**Task directions**
Report every line of the records that contains the word "Gemini".

**Dataset records**
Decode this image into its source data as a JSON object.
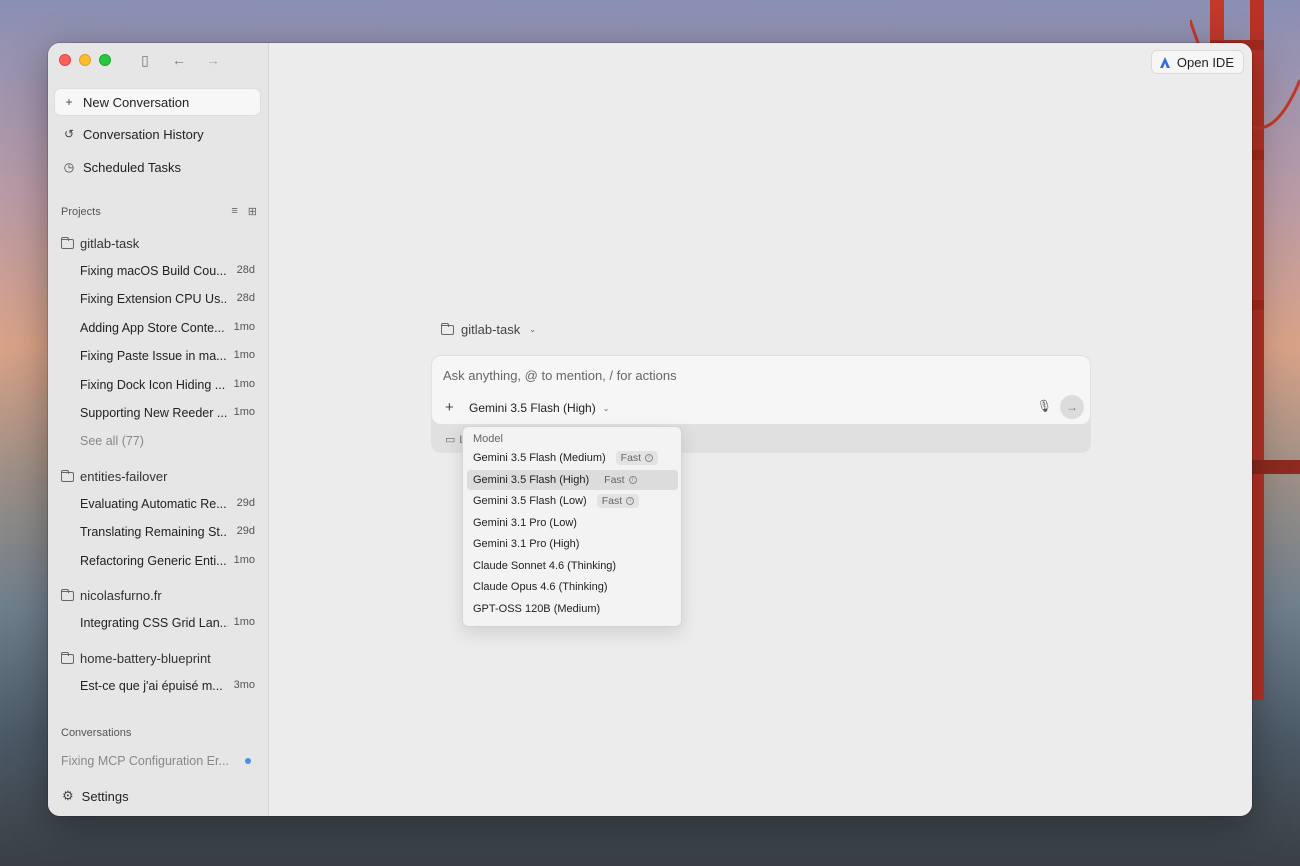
{
  "window": {
    "open_ide_label": "Open IDE"
  },
  "sidebar": {
    "new_conversation": "New Conversation",
    "conversation_history": "Conversation History",
    "scheduled_tasks": "Scheduled Tasks",
    "projects_label": "Projects",
    "projects": [
      {
        "name": "gitlab-task",
        "items": [
          {
            "title": "Fixing macOS Build Cou...",
            "age": "28d"
          },
          {
            "title": "Fixing Extension CPU Us...",
            "age": "28d"
          },
          {
            "title": "Adding App Store Conte...",
            "age": "1mo"
          },
          {
            "title": "Fixing Paste Issue in ma...",
            "age": "1mo"
          },
          {
            "title": "Fixing Dock Icon Hiding ...",
            "age": "1mo"
          },
          {
            "title": "Supporting New Reeder ...",
            "age": "1mo"
          }
        ],
        "see_all": "See all (77)"
      },
      {
        "name": "entities-failover",
        "items": [
          {
            "title": "Evaluating Automatic Re...",
            "age": "29d"
          },
          {
            "title": "Translating Remaining St...",
            "age": "29d"
          },
          {
            "title": "Refactoring Generic Enti...",
            "age": "1mo"
          }
        ]
      },
      {
        "name": "nicolasfurno.fr",
        "items": [
          {
            "title": "Integrating CSS Grid Lan...",
            "age": "1mo"
          }
        ]
      },
      {
        "name": "home-battery-blueprint",
        "items": [
          {
            "title": "Est-ce que j'ai épuisé m...",
            "age": "3mo"
          }
        ]
      }
    ],
    "conversations_label": "Conversations",
    "conversations": [
      {
        "title": "Fixing MCP Configuration Er..."
      }
    ],
    "settings": "Settings"
  },
  "main": {
    "project_selector": "gitlab-task",
    "composer": {
      "placeholder": "Ask anything, @ to mention, / for actions",
      "model": "Gemini 3.5 Flash (High)",
      "sub_label": "L"
    },
    "model_menu": {
      "header": "Model",
      "options": [
        {
          "label": "Gemini 3.5 Flash (Medium)",
          "badge": "Fast"
        },
        {
          "label": "Gemini 3.5 Flash (High)",
          "badge": "Fast",
          "selected": true
        },
        {
          "label": "Gemini 3.5 Flash (Low)",
          "badge": "Fast"
        },
        {
          "label": "Gemini 3.1 Pro (Low)"
        },
        {
          "label": "Gemini 3.1 Pro (High)"
        },
        {
          "label": "Claude Sonnet 4.6 (Thinking)"
        },
        {
          "label": "Claude Opus 4.6 (Thinking)"
        },
        {
          "label": "GPT-OSS 120B (Medium)"
        }
      ]
    }
  }
}
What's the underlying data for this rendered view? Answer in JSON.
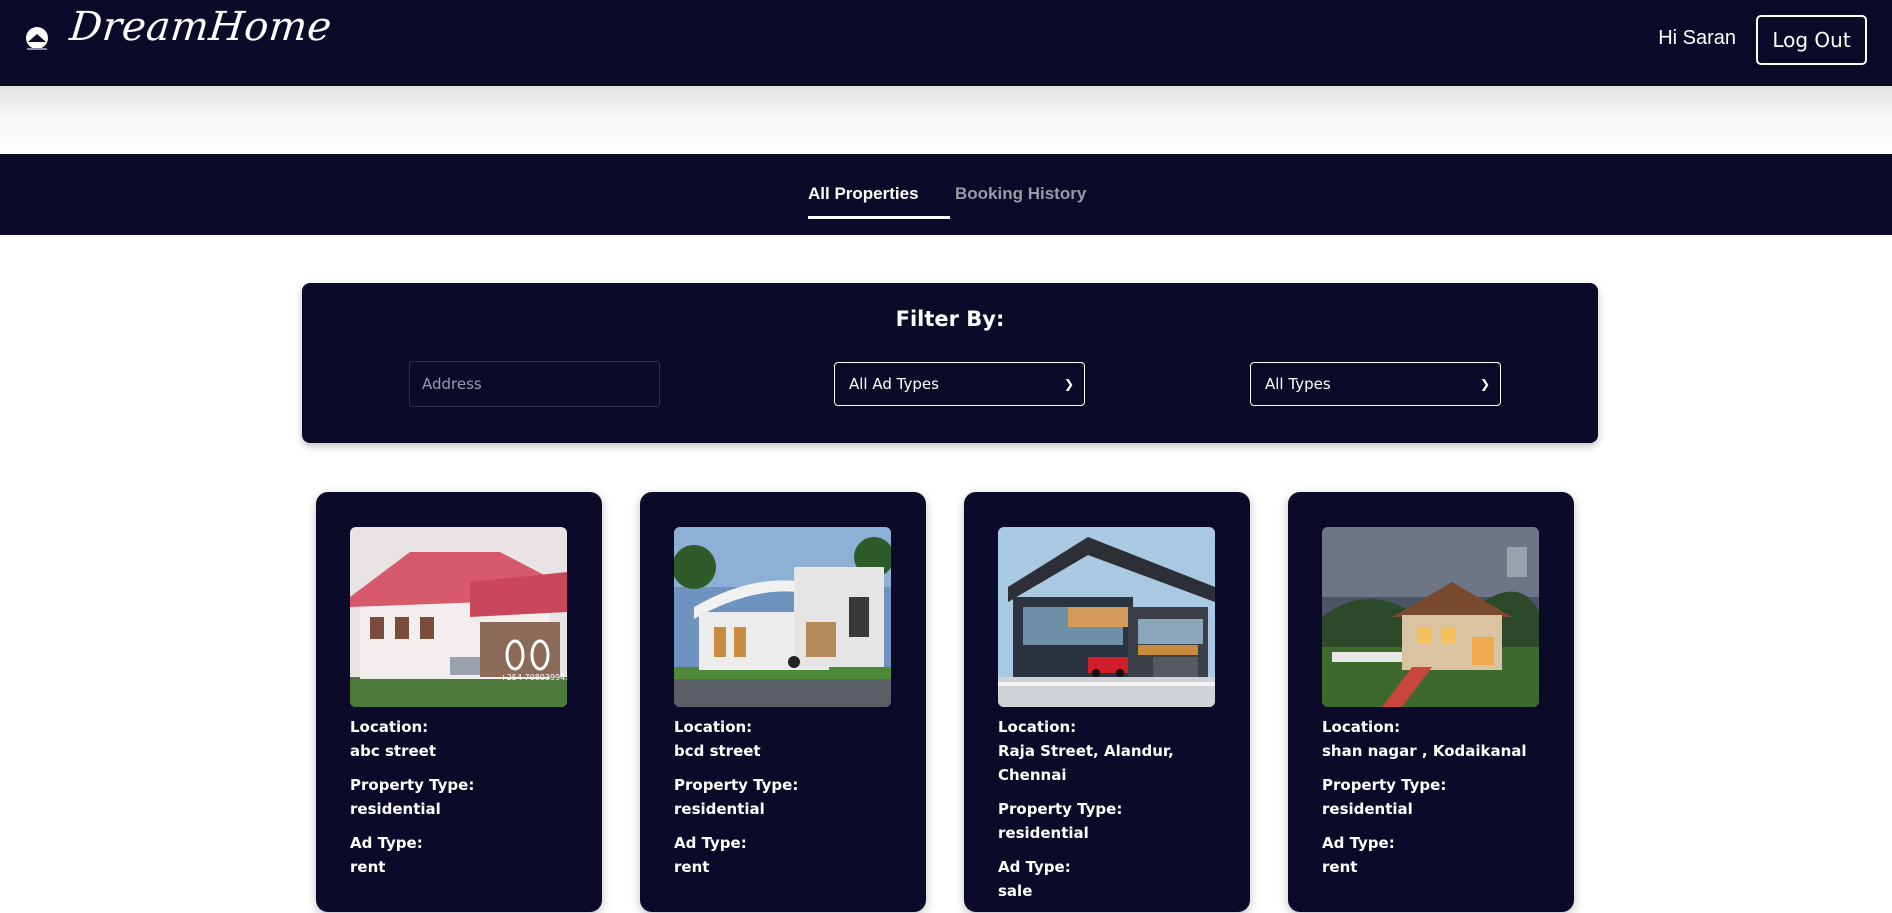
{
  "header": {
    "brand": "DreamHome",
    "greeting": "Hi Saran",
    "logout_label": "Log Out"
  },
  "tabs": [
    {
      "label": "All Properties",
      "active": true
    },
    {
      "label": "Booking History",
      "active": false
    }
  ],
  "filter": {
    "title": "Filter By:",
    "address_placeholder": "Address",
    "ad_type_selected": "All Ad Types",
    "property_type_selected": "All Types"
  },
  "labels": {
    "location": "Location:",
    "property_type": "Property Type:",
    "ad_type": "Ad Type:"
  },
  "properties": [
    {
      "location": "abc street",
      "property_type": "residential",
      "ad_type": "rent",
      "image_watermark": "+254 708039945"
    },
    {
      "location": "bcd street",
      "property_type": "residential",
      "ad_type": "rent"
    },
    {
      "location": "Raja Street, Alandur, Chennai",
      "property_type": "residential",
      "ad_type": "sale"
    },
    {
      "location": "shan nagar , Kodaikanal",
      "property_type": "residential",
      "ad_type": "rent"
    }
  ],
  "colors": {
    "navy": "#0b0b29",
    "white": "#ffffff",
    "inactive_tab": "#9a9aa6"
  },
  "icons": {
    "logo": "house-logo-icon",
    "dropdown": "chevron-down-icon"
  }
}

**Task result**
      "model": "Gemini 3.5 Flash (High)",
          "label": "Gemini 3.5 Flash (Medium)",
          "label": "Gemini 3.5 Flash (High)",
          "label": "Gemini 3.5 Flash (Low)",
          "label": "Gemini 3.1 Pro (Low)"
          "label": "Gemini 3.1 Pro (High)"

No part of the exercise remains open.